Dublin has said it is unaware of any offer of spare COVID jabs from the UK following reports Britain planned to share millions of doses, partly to help Northern Ireland exit lockdown.
Speaking to Sky News, cabinet minister Oliver Dowden also pointed out the UK does not “currently have a surplus” of coronavirus doses and said the first priority was vaccinating its own population.
However, Northern Ireland’s First Minister Arlene Foster insisted the proposed sharing of excess COVID-19 vaccines was “a runner” and revealed she had raised it with Prime Minister Boris Johnson in recent conversations.
The comments follow a Sunday newspaper report that UK ministers were working up plans to share 3.7 million doses with the Irish Republic, which remains a member of the EU.
Brussels has faced widespread criticism over its sluggish vaccine rollout, which is lagging far behind the UK.
Responding to The Sunday Times report, Irish Foreign Minister Simon Coveney said: “There isn’t an offer that I’m aware of, or that the government’s aware of, from the UK.
“Of course, if there was we’d be very interested in talking to the British government about that.”
Mr Coveney told RTE: “Let’s look at the actual numbers here in terms of what’s likely and when.
“Currently, 55% of UK adults have received their first jab, less than 6% of adults in the UK have received their second jab, so there are tens of millions of people still to get their first jab in the UK.
“There may well be excess vaccines at some point in the future but I don’t think we’re realistically looking at that for many, many weeks yet.”
Mr Dowden told Sky News’ Sophy Ridge On Sunday programme: “Clearly, our first priority is ensuring we deliver vaccines in the United Kingdom.
“We clearly don’t currently have a surplus of vaccines – should we get to the point where we have a surplus of vaccines we’d make decisions on the allocation of that surplus.”
Meanwhile, Mrs Foster, also speaking to RTE, said she had raised the proposal with Mr Johnson and argued “it should happen and hopefully it will”.
She said sharing excess supply with the Irish Republic was important in respect of being good neighbours but also because it would have a practical impact in Northern Ireland in terms of the region’s exit from lockdown.
“I think it is a runner,” she said.
“When I’m next speaking to him (Mr Johnson) I’ll be making that point again.
“I think it’s important that we continue the conversation and I’ll be listening very carefully to what our medical advisers are saying about the rollout of the vaccine in Northern Ireland, where it is in the Republic of Ireland and what that means for both jurisdictions.”

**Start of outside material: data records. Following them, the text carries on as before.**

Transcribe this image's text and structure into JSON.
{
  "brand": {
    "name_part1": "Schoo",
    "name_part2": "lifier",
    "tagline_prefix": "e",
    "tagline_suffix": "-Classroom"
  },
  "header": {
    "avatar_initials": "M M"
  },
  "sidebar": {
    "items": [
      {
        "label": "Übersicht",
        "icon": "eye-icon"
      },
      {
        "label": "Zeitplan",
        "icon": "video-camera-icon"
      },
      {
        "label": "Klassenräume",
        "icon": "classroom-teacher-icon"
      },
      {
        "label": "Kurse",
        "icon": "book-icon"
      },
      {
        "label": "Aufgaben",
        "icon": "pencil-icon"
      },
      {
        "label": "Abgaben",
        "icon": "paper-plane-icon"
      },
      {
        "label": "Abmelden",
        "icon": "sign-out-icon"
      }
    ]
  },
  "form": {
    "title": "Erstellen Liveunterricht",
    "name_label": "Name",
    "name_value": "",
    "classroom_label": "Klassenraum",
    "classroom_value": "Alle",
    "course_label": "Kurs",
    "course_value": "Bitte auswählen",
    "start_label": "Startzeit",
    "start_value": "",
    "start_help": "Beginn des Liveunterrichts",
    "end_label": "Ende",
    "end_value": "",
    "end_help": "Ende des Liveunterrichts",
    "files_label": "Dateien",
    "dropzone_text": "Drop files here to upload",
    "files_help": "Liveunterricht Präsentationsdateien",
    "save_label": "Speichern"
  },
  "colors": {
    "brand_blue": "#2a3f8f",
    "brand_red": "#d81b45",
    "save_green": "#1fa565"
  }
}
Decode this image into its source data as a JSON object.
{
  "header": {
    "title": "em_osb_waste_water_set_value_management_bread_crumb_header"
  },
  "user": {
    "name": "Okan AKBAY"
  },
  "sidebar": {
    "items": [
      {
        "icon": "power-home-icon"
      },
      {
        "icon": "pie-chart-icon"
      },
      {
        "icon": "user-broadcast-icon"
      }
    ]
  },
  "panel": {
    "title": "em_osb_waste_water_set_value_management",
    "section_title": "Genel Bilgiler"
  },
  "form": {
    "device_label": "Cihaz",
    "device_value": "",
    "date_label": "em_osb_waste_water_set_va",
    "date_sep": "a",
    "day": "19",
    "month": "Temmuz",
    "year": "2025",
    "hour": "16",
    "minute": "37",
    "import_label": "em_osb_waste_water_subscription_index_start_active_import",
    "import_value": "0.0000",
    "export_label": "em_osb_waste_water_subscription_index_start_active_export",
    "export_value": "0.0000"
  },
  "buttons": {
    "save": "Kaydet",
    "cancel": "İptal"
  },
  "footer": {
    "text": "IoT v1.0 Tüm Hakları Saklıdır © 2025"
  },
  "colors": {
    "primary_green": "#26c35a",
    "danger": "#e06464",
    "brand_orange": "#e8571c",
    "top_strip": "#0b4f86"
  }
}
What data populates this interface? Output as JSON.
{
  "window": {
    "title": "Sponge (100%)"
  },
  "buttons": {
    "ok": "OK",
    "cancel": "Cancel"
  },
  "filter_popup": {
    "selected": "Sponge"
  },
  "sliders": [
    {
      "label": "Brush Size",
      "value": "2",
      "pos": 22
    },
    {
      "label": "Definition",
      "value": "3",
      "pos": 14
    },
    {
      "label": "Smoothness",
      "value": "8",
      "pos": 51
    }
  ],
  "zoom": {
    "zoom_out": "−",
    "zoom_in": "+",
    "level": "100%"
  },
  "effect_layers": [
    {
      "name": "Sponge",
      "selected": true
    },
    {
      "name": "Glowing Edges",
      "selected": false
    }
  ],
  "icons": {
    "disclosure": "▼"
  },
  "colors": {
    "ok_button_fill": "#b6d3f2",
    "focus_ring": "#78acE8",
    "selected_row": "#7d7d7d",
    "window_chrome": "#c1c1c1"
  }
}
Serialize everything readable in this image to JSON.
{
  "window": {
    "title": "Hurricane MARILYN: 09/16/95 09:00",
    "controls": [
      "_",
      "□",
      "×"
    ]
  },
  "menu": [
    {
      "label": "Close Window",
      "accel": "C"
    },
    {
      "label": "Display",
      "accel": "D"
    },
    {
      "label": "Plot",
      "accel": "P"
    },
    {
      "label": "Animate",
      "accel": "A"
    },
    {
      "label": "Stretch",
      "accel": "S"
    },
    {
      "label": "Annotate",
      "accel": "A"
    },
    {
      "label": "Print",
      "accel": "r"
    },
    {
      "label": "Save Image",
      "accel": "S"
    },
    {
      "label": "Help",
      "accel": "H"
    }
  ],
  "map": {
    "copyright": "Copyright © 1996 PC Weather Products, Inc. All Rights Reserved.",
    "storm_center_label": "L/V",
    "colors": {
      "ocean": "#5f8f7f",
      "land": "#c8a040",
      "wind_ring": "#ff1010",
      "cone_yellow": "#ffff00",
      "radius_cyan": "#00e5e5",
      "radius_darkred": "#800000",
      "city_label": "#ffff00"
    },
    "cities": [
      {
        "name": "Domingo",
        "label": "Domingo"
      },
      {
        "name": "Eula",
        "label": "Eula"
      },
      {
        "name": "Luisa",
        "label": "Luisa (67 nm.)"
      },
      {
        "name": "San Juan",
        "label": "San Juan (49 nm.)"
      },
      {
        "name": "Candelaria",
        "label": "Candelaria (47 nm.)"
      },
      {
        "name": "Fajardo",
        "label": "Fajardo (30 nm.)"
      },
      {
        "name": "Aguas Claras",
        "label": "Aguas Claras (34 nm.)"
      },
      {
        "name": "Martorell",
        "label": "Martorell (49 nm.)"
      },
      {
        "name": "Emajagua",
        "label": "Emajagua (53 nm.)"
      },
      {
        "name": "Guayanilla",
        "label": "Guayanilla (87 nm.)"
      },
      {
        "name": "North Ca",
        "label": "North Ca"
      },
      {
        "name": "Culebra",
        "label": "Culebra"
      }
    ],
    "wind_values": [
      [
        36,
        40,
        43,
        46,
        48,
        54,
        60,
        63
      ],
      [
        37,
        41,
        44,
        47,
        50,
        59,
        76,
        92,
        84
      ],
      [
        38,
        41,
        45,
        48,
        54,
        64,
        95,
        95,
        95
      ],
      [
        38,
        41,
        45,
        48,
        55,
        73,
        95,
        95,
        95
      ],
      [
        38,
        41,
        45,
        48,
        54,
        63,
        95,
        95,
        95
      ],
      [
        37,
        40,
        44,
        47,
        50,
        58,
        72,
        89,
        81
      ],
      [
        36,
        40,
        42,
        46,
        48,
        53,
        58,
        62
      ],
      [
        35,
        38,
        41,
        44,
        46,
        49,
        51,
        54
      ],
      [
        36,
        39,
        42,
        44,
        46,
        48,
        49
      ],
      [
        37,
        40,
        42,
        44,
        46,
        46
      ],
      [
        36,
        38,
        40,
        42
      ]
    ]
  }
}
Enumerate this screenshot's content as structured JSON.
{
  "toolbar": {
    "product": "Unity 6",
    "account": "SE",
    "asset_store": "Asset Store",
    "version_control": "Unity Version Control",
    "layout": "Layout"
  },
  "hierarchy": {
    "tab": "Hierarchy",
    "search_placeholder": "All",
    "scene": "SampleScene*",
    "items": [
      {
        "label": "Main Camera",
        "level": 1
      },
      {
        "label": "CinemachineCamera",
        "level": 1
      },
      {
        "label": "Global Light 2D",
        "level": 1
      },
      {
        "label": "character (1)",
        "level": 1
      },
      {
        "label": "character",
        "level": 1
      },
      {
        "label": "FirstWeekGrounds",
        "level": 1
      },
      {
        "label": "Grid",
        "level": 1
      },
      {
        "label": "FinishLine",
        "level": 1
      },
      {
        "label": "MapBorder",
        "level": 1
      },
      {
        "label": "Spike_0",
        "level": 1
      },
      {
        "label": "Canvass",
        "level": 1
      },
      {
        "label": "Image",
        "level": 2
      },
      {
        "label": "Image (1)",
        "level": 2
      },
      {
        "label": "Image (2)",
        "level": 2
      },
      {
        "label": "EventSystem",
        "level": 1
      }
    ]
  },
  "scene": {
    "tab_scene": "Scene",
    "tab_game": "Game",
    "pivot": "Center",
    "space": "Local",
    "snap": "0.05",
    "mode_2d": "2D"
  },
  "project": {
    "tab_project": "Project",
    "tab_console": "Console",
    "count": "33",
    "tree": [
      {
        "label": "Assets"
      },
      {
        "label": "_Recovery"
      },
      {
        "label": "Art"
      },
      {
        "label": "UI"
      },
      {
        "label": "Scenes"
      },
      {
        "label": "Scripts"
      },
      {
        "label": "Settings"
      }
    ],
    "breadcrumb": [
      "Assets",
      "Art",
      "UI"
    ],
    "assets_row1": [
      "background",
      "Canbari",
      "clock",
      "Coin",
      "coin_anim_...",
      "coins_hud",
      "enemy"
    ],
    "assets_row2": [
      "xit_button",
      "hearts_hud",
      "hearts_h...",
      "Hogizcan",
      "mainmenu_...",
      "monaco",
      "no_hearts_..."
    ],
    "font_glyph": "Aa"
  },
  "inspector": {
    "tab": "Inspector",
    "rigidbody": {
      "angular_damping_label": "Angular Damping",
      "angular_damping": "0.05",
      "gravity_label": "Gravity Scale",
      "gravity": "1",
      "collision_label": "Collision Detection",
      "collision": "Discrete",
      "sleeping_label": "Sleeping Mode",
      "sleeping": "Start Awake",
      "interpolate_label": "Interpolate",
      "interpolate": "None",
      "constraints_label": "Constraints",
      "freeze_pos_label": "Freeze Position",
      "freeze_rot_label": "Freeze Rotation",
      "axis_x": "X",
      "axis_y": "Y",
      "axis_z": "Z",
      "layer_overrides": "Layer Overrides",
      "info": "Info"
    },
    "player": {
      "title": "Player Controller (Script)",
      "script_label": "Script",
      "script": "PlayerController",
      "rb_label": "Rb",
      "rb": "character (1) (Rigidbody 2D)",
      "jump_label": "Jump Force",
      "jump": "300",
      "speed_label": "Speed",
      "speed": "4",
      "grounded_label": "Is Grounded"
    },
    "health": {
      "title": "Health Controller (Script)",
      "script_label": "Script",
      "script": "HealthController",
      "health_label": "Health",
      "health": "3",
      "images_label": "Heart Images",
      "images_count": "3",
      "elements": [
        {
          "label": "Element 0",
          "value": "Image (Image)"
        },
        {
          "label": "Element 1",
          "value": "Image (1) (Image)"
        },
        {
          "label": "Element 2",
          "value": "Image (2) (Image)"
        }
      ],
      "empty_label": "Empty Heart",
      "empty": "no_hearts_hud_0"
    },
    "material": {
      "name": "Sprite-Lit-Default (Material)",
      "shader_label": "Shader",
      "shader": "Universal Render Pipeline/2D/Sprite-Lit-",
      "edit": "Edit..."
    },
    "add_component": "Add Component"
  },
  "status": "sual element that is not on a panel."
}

The DUP leader added: “I think it’s the right thing that should happen, I think it’s a very practical thing to do and I think it should happen and hopefully it will.”